the situation in Philly is so much different for Owens than it was in San Francisco, where for most of his eight seasons he was star-caliber but couldn't hold a candle to the likes of Jerry Rice and Steve Young in the eyes of the 49ers faithful. In Philadelphia, Owens has already achieved a kind of rock-star status. A routine catch, with no coverage, was enough to make the large crowds at Eagles camp in Bethlehem, Pa., cheer wildly. "Fans believe he's here to make things all better," says Julie Dubin, the club's manager of community relations. One day Owens was doing an interview while about 500 autograph hounds stood about 50 yards away. After a half hour one man screamed, "We want T.O.! Share him! He's ours!"
These people don't care that two years ago Owens had the audacity to whip out a Sharpie during a nationally televised prime-time game and sign the ball he had just carried into the end zone. Or that more than once last season he publicly ripped his quarterback Jeff Garcia for, among other things, having a weak arm--and then suggested Garcia was homosexual in an interview that was published in the September issue of Playboy. Philly fans are ready to put Owens on the same pedestal as McNabb. And the quarterback seems willing to share the glory.
In August, NFL honeymoons look like they'll last forever, and as they lounged in their dorm suite, Owens and McNabb wanted to think only sweet thoughts. They reluctantly responded to grim hypothetical situations based on past incidents.
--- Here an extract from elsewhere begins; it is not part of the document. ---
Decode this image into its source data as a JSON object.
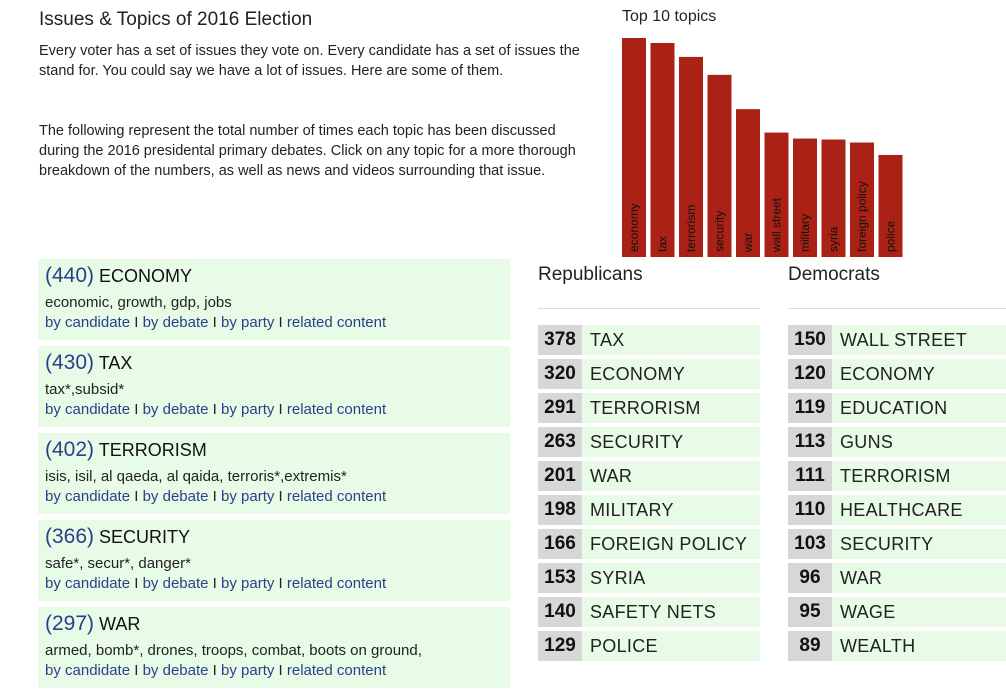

For instance: So what happens, Owens was asked, if he goes a couple of weeks catching only two or three balls?
"Why do people say that?" McNabb said, cutting in. But before he could continue, Owens piped up.